A Museum’s brand is a vital part to its future. Today, when museums exist as multiple personalities—virtual, physical, and then in people’s memories—the brand of a museum acts as a necessary tool for the museum to assert and maintain these diverse personalities. From the actual look of the logo to the acronym or shortened name—MoMA, The Met, WHITNEY, DIA, etc.—to the location, to the subject matter to the architecture, every aspect of a museum works to establish a brand identity for a museum. Branding not only to defines and establish identity, but also acts as a mutli-tooled and multi-modal perpetuation of advertisement of that identity.
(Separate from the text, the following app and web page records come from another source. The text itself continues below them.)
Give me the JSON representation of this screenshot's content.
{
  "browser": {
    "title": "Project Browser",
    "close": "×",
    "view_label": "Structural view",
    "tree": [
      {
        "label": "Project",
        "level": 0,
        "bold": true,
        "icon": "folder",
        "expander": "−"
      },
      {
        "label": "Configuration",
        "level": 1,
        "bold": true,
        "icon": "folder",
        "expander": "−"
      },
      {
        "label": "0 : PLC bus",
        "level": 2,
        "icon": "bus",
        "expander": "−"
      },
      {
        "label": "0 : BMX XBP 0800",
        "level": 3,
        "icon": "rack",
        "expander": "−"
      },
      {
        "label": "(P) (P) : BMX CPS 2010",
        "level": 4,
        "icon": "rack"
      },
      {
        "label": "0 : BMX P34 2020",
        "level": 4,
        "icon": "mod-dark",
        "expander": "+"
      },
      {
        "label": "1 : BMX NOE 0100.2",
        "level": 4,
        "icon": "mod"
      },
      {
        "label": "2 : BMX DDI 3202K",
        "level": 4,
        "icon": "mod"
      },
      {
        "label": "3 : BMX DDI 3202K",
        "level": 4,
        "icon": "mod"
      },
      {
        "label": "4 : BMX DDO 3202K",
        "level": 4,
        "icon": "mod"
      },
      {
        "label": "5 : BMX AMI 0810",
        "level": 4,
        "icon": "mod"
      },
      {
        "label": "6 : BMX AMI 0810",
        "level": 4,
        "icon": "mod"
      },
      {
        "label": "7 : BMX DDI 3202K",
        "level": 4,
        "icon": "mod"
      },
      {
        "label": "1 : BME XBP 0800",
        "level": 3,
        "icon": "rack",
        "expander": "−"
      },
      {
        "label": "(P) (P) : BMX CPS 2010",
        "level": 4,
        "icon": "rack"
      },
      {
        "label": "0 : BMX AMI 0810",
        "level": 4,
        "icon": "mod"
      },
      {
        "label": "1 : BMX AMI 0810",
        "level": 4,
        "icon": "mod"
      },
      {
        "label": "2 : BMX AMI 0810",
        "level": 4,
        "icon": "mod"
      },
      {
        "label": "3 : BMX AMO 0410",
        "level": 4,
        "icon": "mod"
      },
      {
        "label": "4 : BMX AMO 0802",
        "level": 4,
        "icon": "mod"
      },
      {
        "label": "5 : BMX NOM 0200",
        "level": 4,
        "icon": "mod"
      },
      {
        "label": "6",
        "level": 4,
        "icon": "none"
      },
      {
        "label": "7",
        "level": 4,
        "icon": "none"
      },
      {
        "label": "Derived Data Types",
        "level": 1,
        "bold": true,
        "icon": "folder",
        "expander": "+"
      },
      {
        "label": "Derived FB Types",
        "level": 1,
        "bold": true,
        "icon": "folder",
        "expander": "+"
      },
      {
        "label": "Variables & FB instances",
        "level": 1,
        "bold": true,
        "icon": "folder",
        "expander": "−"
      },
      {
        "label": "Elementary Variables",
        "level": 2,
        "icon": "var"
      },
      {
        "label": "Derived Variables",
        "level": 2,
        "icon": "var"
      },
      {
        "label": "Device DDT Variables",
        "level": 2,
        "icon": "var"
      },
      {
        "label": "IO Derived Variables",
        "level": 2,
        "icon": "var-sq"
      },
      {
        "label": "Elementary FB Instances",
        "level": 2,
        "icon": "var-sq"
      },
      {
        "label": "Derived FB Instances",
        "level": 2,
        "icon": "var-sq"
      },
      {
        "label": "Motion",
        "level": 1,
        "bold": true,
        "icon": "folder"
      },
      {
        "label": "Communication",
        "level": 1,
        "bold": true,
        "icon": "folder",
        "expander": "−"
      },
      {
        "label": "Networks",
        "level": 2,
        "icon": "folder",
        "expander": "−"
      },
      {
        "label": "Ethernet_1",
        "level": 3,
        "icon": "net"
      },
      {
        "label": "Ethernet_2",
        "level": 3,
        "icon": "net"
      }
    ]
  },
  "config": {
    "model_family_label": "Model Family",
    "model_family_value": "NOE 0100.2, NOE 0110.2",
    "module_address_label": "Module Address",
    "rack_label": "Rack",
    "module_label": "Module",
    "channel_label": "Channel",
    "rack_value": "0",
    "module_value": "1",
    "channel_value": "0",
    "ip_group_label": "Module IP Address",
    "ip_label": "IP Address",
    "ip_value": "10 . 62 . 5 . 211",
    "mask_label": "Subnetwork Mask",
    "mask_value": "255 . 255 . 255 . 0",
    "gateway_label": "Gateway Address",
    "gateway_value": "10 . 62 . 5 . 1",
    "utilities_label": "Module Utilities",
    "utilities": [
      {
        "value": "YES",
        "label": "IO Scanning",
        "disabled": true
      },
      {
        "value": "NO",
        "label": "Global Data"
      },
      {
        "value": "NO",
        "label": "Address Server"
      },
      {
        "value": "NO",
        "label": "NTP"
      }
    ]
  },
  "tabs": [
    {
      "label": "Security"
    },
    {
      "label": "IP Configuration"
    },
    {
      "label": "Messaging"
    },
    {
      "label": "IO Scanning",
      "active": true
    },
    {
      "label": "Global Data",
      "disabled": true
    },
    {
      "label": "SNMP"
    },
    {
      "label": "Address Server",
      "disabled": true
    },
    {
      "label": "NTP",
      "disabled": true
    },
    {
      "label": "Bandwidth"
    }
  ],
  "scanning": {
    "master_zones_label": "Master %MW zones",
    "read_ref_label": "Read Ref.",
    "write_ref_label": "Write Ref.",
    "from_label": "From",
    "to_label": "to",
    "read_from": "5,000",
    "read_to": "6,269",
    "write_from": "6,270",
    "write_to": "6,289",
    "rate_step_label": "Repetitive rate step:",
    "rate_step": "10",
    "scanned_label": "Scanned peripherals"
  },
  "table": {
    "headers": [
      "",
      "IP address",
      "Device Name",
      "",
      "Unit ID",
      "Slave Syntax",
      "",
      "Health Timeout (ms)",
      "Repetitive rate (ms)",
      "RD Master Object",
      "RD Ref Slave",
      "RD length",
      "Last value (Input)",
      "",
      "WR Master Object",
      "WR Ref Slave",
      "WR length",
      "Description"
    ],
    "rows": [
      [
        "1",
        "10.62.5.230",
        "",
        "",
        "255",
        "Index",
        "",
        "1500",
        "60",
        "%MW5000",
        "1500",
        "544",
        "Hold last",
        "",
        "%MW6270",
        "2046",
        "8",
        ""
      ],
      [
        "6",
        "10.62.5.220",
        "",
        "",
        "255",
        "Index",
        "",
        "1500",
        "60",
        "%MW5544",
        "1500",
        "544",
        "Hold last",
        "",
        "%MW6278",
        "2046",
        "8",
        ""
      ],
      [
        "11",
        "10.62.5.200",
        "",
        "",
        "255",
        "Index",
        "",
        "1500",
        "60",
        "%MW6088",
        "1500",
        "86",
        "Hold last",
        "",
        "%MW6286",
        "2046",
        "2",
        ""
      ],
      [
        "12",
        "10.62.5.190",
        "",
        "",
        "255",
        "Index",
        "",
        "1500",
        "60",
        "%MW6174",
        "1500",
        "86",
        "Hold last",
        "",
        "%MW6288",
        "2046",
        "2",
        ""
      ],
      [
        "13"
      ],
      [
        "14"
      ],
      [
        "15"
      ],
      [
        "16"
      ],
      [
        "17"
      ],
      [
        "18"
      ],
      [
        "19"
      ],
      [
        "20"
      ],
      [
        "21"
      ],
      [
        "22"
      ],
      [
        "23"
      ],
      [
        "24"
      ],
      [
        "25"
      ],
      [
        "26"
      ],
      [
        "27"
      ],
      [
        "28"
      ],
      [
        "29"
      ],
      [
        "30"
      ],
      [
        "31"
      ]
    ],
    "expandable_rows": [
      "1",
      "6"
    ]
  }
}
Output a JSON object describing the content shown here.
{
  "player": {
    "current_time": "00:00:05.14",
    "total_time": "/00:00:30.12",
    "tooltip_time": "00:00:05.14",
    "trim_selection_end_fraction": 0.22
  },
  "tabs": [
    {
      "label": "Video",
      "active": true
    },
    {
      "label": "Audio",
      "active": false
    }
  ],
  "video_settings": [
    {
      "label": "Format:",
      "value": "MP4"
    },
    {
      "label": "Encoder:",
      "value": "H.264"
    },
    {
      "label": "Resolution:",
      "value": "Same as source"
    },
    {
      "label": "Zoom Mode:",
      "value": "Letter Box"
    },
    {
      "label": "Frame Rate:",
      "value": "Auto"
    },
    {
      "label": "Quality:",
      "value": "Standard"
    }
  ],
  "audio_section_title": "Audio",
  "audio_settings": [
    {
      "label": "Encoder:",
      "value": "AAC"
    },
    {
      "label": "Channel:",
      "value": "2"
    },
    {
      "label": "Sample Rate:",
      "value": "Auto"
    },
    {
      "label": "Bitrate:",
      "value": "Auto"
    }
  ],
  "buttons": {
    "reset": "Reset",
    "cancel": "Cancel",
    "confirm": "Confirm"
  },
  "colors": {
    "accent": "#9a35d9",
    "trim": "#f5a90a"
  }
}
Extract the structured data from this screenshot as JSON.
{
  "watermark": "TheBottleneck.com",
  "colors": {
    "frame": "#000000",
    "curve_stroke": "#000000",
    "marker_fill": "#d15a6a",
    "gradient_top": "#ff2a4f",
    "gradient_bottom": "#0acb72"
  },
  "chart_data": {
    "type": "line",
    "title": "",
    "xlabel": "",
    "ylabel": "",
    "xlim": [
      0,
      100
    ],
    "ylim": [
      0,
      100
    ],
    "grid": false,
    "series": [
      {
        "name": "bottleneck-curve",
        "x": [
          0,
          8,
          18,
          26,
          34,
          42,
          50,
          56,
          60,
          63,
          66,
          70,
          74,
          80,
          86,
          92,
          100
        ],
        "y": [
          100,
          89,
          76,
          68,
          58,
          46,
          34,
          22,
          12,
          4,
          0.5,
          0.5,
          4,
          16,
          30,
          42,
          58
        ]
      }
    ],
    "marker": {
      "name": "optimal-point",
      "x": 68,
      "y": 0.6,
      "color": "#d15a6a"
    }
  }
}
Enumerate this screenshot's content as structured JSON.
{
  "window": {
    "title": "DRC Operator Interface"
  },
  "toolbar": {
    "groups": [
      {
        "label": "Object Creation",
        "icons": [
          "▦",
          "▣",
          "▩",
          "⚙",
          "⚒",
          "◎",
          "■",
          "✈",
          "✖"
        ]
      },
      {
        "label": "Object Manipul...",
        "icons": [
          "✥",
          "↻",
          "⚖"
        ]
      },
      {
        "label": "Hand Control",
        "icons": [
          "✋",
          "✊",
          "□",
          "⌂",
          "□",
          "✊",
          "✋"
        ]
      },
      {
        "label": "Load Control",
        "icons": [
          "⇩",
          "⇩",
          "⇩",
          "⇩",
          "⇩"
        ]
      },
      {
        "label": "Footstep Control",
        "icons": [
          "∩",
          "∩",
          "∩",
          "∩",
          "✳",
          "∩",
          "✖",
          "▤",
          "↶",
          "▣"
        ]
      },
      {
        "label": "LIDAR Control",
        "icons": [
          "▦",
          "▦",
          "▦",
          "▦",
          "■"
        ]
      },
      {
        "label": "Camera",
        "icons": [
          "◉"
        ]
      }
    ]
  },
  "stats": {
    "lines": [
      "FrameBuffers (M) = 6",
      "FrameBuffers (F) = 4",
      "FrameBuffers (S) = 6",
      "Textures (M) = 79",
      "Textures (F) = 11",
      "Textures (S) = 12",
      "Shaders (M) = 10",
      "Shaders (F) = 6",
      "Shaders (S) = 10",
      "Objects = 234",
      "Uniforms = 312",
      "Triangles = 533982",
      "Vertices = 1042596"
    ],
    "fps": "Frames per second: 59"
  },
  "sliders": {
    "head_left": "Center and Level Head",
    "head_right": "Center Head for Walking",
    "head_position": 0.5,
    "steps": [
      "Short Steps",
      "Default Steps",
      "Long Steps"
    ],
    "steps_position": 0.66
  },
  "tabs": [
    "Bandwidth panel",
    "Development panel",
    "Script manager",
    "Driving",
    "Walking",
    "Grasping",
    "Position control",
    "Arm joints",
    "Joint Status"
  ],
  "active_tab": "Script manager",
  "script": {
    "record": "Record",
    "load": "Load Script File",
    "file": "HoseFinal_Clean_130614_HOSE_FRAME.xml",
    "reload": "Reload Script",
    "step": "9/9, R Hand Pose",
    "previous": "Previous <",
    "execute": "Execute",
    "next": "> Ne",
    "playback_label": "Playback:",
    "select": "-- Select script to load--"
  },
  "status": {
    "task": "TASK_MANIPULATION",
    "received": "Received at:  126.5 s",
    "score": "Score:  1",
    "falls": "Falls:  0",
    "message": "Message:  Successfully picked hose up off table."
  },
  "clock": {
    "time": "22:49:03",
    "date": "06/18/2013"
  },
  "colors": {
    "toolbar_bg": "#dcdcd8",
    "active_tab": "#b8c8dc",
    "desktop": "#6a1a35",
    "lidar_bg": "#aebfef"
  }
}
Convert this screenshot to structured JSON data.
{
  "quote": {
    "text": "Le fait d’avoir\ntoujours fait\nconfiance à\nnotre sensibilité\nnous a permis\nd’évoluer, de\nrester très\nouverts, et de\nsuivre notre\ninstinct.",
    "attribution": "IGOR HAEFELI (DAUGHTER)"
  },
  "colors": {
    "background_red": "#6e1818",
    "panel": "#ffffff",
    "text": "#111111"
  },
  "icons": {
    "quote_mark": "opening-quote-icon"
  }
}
The development of design firms which design museum identities in entirety—from the exhibition to the logo to the letterhead—reveals how the branding process has changed from a graphic designer creating a logo to a large production team that works to create a full-packaged deal. Though this format may be appealing—buy everything at once and in one place—I question such a formatting of identity. When one firm works to develop every detail and feature of a museum, do we risk these places becoming sites of over-design?
And here is another question—how do you brand the Museum of Brands?